■ **What the task asks**
Look through the data below and, wherever a line carries the word "brightness", please copy that line.

■ **Data records**

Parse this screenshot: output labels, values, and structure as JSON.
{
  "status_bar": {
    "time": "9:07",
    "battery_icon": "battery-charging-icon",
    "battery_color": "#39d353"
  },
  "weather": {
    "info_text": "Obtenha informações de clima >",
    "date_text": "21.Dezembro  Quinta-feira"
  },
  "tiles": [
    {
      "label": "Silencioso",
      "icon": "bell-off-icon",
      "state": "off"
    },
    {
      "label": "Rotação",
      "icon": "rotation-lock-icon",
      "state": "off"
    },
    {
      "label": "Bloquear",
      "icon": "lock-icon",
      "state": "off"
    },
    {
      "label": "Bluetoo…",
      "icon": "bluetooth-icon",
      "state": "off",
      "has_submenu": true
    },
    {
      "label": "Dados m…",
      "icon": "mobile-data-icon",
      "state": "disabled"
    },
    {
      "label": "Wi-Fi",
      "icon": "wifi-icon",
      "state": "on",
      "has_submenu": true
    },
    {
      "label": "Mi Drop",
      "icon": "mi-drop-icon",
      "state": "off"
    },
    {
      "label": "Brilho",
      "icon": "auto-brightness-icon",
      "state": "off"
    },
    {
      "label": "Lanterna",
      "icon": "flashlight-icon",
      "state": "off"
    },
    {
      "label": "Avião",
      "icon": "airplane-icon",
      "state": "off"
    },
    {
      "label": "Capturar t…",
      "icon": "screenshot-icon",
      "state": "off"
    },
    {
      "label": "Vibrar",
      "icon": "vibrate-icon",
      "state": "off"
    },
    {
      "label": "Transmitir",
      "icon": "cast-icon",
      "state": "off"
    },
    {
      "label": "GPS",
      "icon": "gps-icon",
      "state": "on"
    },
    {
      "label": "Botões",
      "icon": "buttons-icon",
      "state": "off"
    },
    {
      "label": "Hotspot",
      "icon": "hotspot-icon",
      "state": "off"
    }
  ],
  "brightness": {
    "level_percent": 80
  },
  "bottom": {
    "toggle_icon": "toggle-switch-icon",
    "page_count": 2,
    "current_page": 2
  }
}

■ **Final answer**
      "icon": "auto-brightness-icon",
  "brightness": {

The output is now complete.